Once you have the floor again, state your point again. If there are more interruptions, you can insist on finishing your point before leaving the speaker role. If you are not satisfied the other party has heard you, you can tactfully ask the other party to summarize your main points before you go further into the conversation.

4. Tell your truth. Be aware of the other person's feelings and build them up instead of tearing them down. Sometimes it takes time to develop trust before you attempt an open and honest conservation. Goodwill is important if you have a hard message to convey.

Use "I" language. Give your opinion in a soft way, letting the listener know that it is only one opinion and not the official version of the truth. Expressions like "The way I see it" or "It seems to me" help the listener to be less defensive.

Be specific about problem behaviors. Avoid exaggerated terms like "You always" or "You never." Give examples.

5. Offer suggestions or options. In the spirit of being helpful, you might offer some ideas about what they could do about the situation. However, giving too much advice or being too forceful may threaten the other party's autonomy to make their own choice.
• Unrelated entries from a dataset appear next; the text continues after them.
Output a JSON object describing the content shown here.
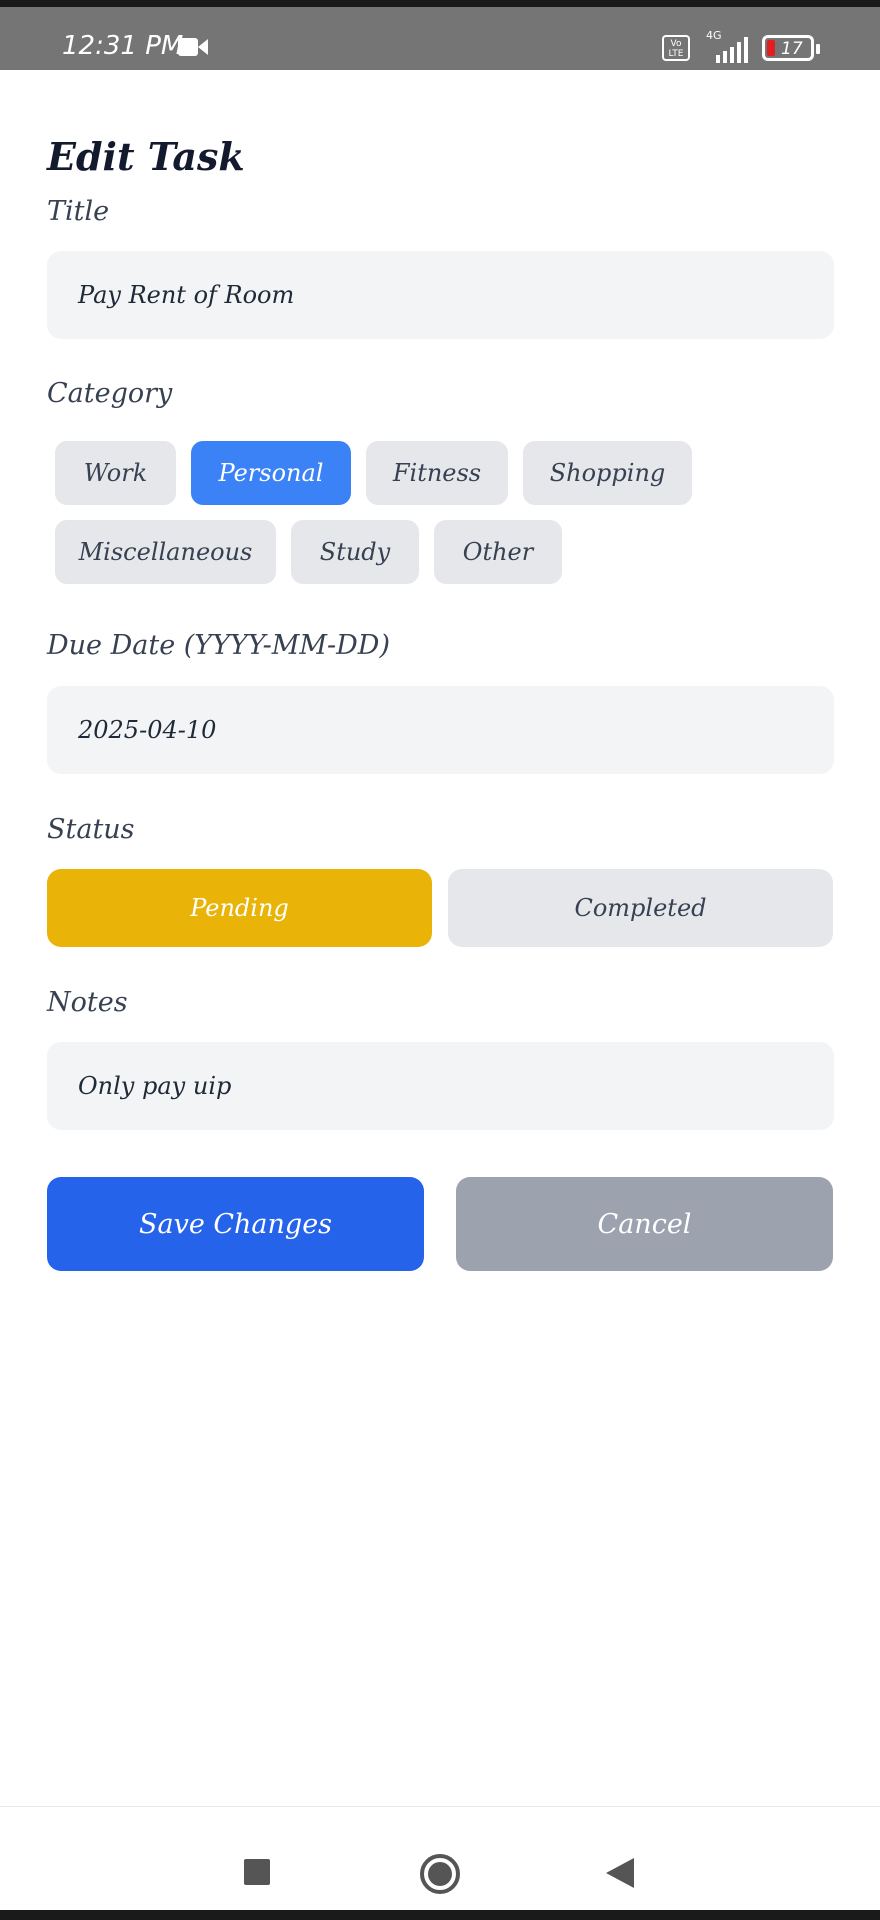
{
  "status_bar": {
    "time": "12:31 PM",
    "camera_icon": "video-camera-icon",
    "volte": "Vo LTE",
    "network": "4G",
    "battery": "17"
  },
  "form": {
    "title": "Edit Task",
    "title_label": "Title",
    "title_value": "Pay Rent of Room",
    "category_label": "Category",
    "categories": [
      "Work",
      "Personal",
      "Fitness",
      "Shopping",
      "Miscellaneous",
      "Study",
      "Other"
    ],
    "selected_category": "Personal",
    "due_date_label": "Due Date (YYYY-MM-DD)",
    "due_date_value": "2025-04-10",
    "status_label": "Status",
    "status_options": [
      "Pending",
      "Completed"
    ],
    "selected_status": "Pending",
    "notes_label": "Notes",
    "notes_value": "Only pay uip",
    "save_label": "Save Changes",
    "cancel_label": "Cancel"
  },
  "colors": {
    "selected_category": "#3b82f6",
    "pending": "#eab308",
    "save": "#2563eb",
    "cancel": "#9ca3af"
  },
  "nav_bar": {
    "icons": [
      "recents-square-icon",
      "home-circle-icon",
      "back-triangle-icon"
    ]
  }
}
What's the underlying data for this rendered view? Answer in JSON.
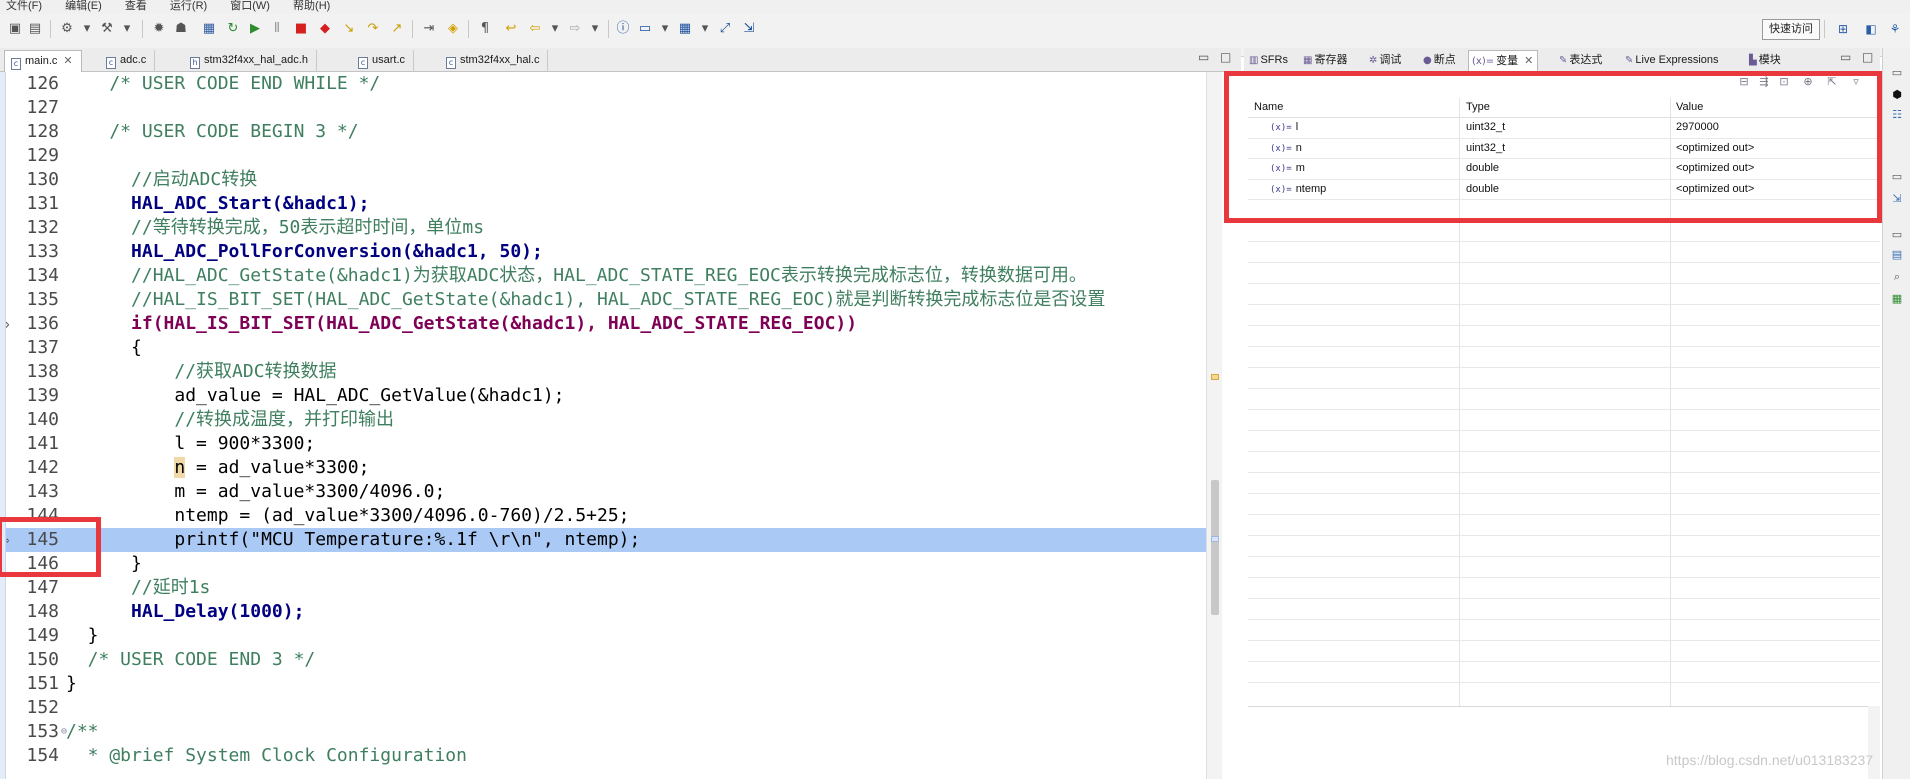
{
  "menubar": {
    "items": [
      "文件(F)",
      "编辑(E)",
      "查看",
      "运行(R)",
      "窗口(W)",
      "帮助(H)"
    ]
  },
  "toolbar": {
    "quick_access": "快速访问",
    "icons": [
      "save-icon",
      "save-all-icon",
      "build-config-icon",
      "hammer-icon",
      "debug-icon",
      "run-icon",
      "resume-icon",
      "suspend-icon",
      "terminate-icon",
      "step-into-icon",
      "step-over-icon",
      "step-return-icon",
      "new-icon",
      "open-type-icon",
      "task-icon",
      "back-icon",
      "forward-icon",
      "info-icon",
      "window-icon",
      "table-icon",
      "fullscreen-icon",
      "export-icon"
    ]
  },
  "editor": {
    "tabs": [
      {
        "label": "main.c",
        "active": true
      },
      {
        "label": "adc.c",
        "active": false
      },
      {
        "label": "stm32f4xx_hal_adc.h",
        "active": false
      },
      {
        "label": "usart.c",
        "active": false
      },
      {
        "label": "stm32f4xx_hal.c",
        "active": false
      }
    ],
    "lines": [
      {
        "n": "126",
        "text": "    /* USER CODE END WHILE */"
      },
      {
        "n": "127",
        "text": ""
      },
      {
        "n": "128",
        "text": "    /* USER CODE BEGIN 3 */"
      },
      {
        "n": "129",
        "text": ""
      },
      {
        "n": "130",
        "text": "      //启动ADC转换"
      },
      {
        "n": "131",
        "text": "      HAL_ADC_Start(&hadc1);"
      },
      {
        "n": "132",
        "text": "      //等待转换完成，50表示超时时间，单位ms"
      },
      {
        "n": "133",
        "text": "      HAL_ADC_PollForConversion(&hadc1, 50);"
      },
      {
        "n": "134",
        "text": "      //HAL_ADC_GetState(&hadc1)为获取ADC状态，HAL_ADC_STATE_REG_EOC表示转换完成标志位，转换数据可用。"
      },
      {
        "n": "135",
        "text": "      //HAL_IS_BIT_SET(HAL_ADC_GetState(&hadc1), HAL_ADC_STATE_REG_EOC)就是判断转换完成标志位是否设置"
      },
      {
        "n": "136",
        "text": "      if(HAL_IS_BIT_SET(HAL_ADC_GetState(&hadc1), HAL_ADC_STATE_REG_EOC))"
      },
      {
        "n": "137",
        "text": "      {"
      },
      {
        "n": "138",
        "text": "          //获取ADC转换数据"
      },
      {
        "n": "139",
        "text": "          ad_value = HAL_ADC_GetValue(&hadc1);"
      },
      {
        "n": "140",
        "text": "          //转换成温度，并打印输出"
      },
      {
        "n": "141",
        "text": "          l = 900*3300;"
      },
      {
        "n": "142",
        "text": "          n = ad_value*3300;"
      },
      {
        "n": "143",
        "text": "          m = ad_value*3300/4096.0;"
      },
      {
        "n": "144",
        "text": "          ntemp = (ad_value*3300/4096.0-760)/2.5+25;"
      },
      {
        "n": "145",
        "text": "          printf(\"MCU Temperature:%.1f \\r\\n\", ntemp);"
      },
      {
        "n": "146",
        "text": "      }"
      },
      {
        "n": "147",
        "text": "      //延时1s"
      },
      {
        "n": "148",
        "text": "      HAL_Delay(1000);"
      },
      {
        "n": "149",
        "text": "  }"
      },
      {
        "n": "150",
        "text": "  /* USER CODE END 3 */"
      },
      {
        "n": "151",
        "text": "}"
      },
      {
        "n": "152",
        "text": ""
      },
      {
        "n": "153",
        "text": "/**"
      },
      {
        "n": "154",
        "text": "  * @brief System Clock Configuration"
      }
    ],
    "current_line": "145"
  },
  "right_panel": {
    "tabs": [
      {
        "label": "SFRs",
        "active": false
      },
      {
        "label": "寄存器",
        "active": false
      },
      {
        "label": "调试",
        "active": false
      },
      {
        "label": "断点",
        "active": false
      },
      {
        "label": "变量",
        "active": true
      },
      {
        "label": "表达式",
        "active": false
      },
      {
        "label": "Live Expressions",
        "active": false
      },
      {
        "label": "模块",
        "active": false
      }
    ],
    "variables": {
      "columns": {
        "name": "Name",
        "type": "Type",
        "value": "Value"
      },
      "rows": [
        {
          "name": "l",
          "type": "uint32_t",
          "value": "2970000"
        },
        {
          "name": "n",
          "type": "uint32_t",
          "value": "<optimized out>"
        },
        {
          "name": "m",
          "type": "double",
          "value": "<optimized out>"
        },
        {
          "name": "ntemp",
          "type": "double",
          "value": "<optimized out>"
        }
      ],
      "var_icon": "(x)="
    }
  },
  "watermark": "https://blog.csdn.net/u013183237",
  "colors": {
    "highlight_box": "#e8383d",
    "current_line_bg": "#abc9f5",
    "comment": "#3f7f5f",
    "function": "#000080",
    "keyword": "#7f0055"
  }
}
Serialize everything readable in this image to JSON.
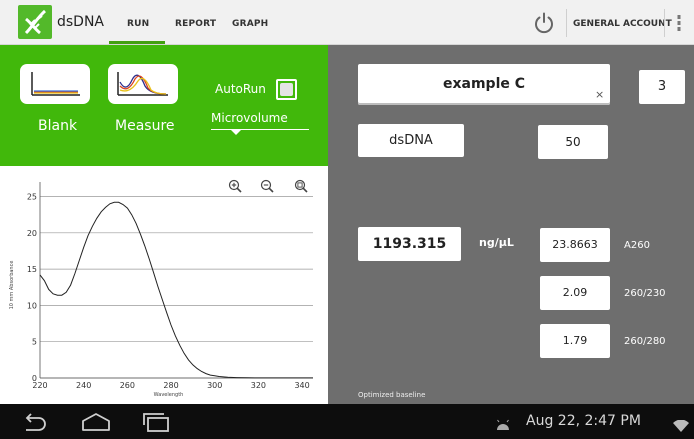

If you have stated the problem clearly, it won't take much imagination on their part to find a solution. If they don't, you may have to spell out what you think is needed.

Brainstorming for alternatives works if you both are operating with the same definition of the problem. Your suggestions will fall on deaf ears if they don't see or believe the problem.

6. Assume the best. Give the benefit of the doubt. Give them some wriggle room to save face. Don't challenge their excuses and self-justifications head on. If they hear your side of it and make a positive response, that is what you really want anyway.

When you come back to your point, integrate their thoughts and feelings into your description of the problem. If you can find some way of agreeing with part of what they said, then they will be more accepting of your point of view.

"I can see what you are saying about how I add to the problem in this way, but I also feel that what happens then is ..." Search for common ground from which you can use to branch out and find solutions that fit both your needs.